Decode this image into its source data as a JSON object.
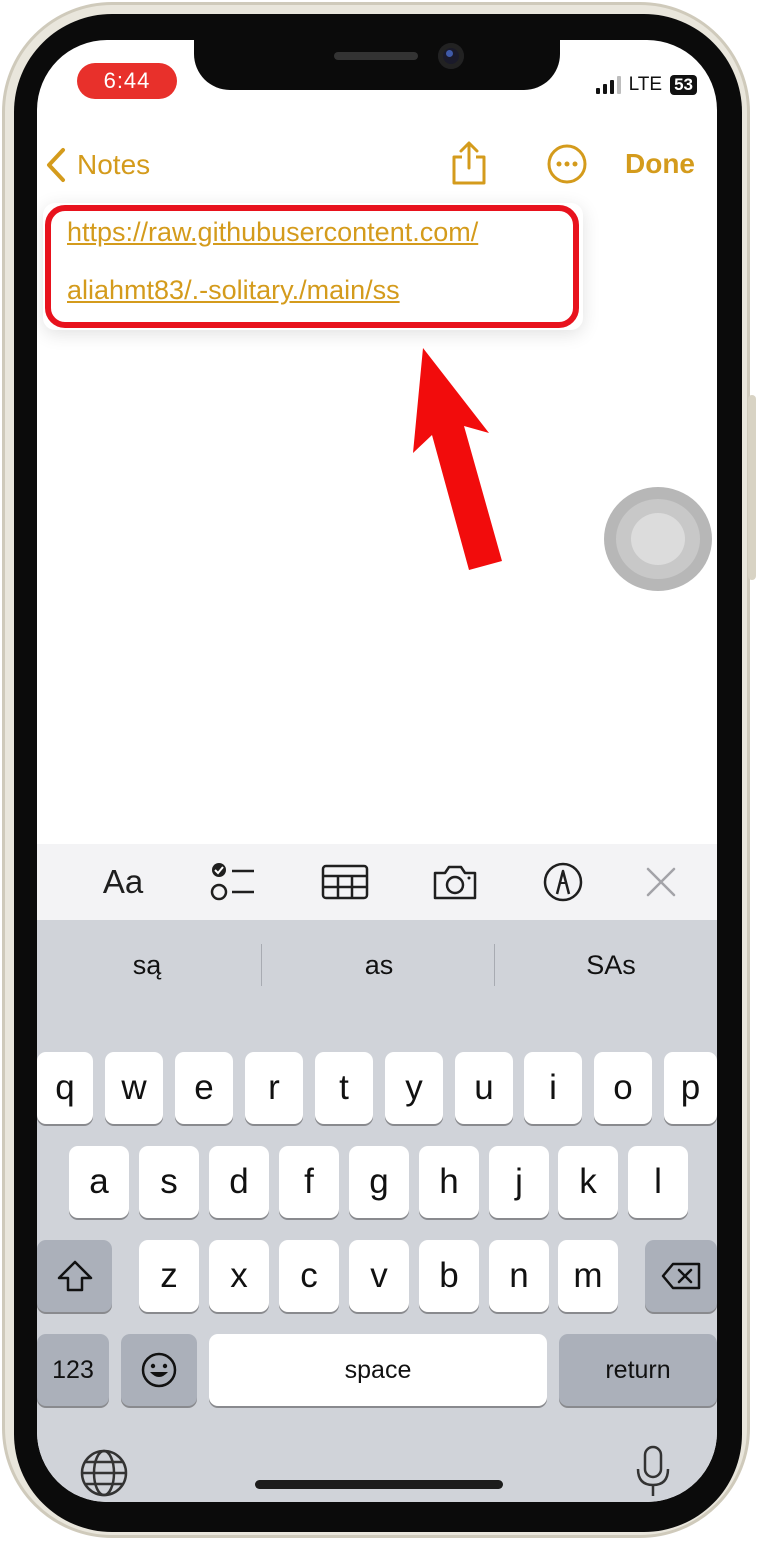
{
  "status_bar": {
    "time": "6:44",
    "network": "LTE",
    "battery": "53"
  },
  "nav": {
    "back_label": "Notes",
    "done_label": "Done"
  },
  "note": {
    "link_line_1": "https://raw.githubusercontent.com/",
    "link_line_2": "aliahmt83/.-solitary./main/ss"
  },
  "toolbar": {
    "format_label": "Aa"
  },
  "suggestions": [
    "są",
    "as",
    "SAs"
  ],
  "keyboard": {
    "row1": [
      "q",
      "w",
      "e",
      "r",
      "t",
      "y",
      "u",
      "i",
      "o",
      "p"
    ],
    "row2": [
      "a",
      "s",
      "d",
      "f",
      "g",
      "h",
      "j",
      "k",
      "l"
    ],
    "row3": [
      "z",
      "x",
      "c",
      "v",
      "b",
      "n",
      "m"
    ],
    "numbers_label": "123",
    "space_label": "space",
    "return_label": "return"
  },
  "colors": {
    "accent": "#d49b1c",
    "highlight": "#e8121d",
    "time_pill": "#e8302b"
  },
  "icons": {
    "back": "chevron-left-icon",
    "share": "share-icon",
    "more": "ellipsis-circle-icon",
    "checklist": "checklist-icon",
    "table": "table-icon",
    "camera": "camera-icon",
    "markup": "pen-markup-icon",
    "close": "close-icon",
    "shift": "shift-icon",
    "delete": "delete-icon",
    "emoji": "emoji-icon",
    "globe": "globe-icon",
    "mic": "microphone-icon"
  }
}
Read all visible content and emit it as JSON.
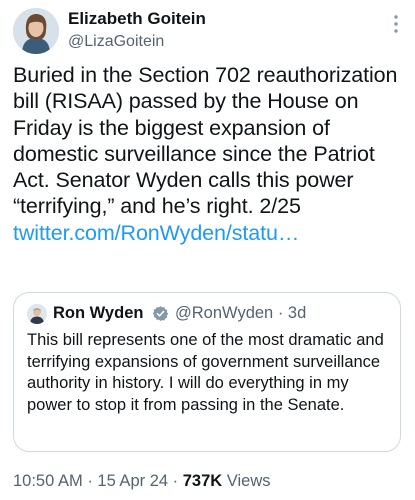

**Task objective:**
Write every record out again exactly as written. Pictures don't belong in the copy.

**Task result:**
Decode this image into its source data as a JSON object.
{
  "status_bar": {
    "time": "6:44",
    "network": "LTE",
    "battery": "53"
  },
  "nav": {
    "back_label": "Notes",
    "done_label": "Done"
  },
  "note": {
    "link_line_1": "https://raw.githubusercontent.com/",
    "link_line_2": "aliahmt83/.-solitary./main/ss"
  },
  "toolbar": {
    "format_label": "Aa"
  },
  "suggestions": [
    "są",
    "as",
    "SAs"
  ],
  "keyboard": {
    "row1": [
      "q",
      "w",
      "e",
      "r",
      "t",
      "y",
      "u",
      "i",
      "o",
      "p"
    ],
    "row2": [
      "a",
      "s",
      "d",
      "f",
      "g",
      "h",
      "j",
      "k",
      "l"
    ],
    "row3": [
      "z",
      "x",
      "c",
      "v",
      "b",
      "n",
      "m"
    ],
    "numbers_label": "123",
    "space_label": "space",
    "return_label": "return"
  },
  "colors": {
    "accent": "#d49b1c",
    "highlight": "#e8121d",
    "time_pill": "#e8302b"
  },
  "icons": {
    "back": "chevron-left-icon",
    "share": "share-icon",
    "more": "ellipsis-circle-icon",
    "checklist": "checklist-icon",
    "table": "table-icon",
    "camera": "camera-icon",
    "markup": "pen-markup-icon",
    "close": "close-icon",
    "shift": "shift-icon",
    "delete": "delete-icon",
    "emoji": "emoji-icon",
    "globe": "globe-icon",
    "mic": "microphone-icon"
  }
}
Read all visible content and emit it as JSON.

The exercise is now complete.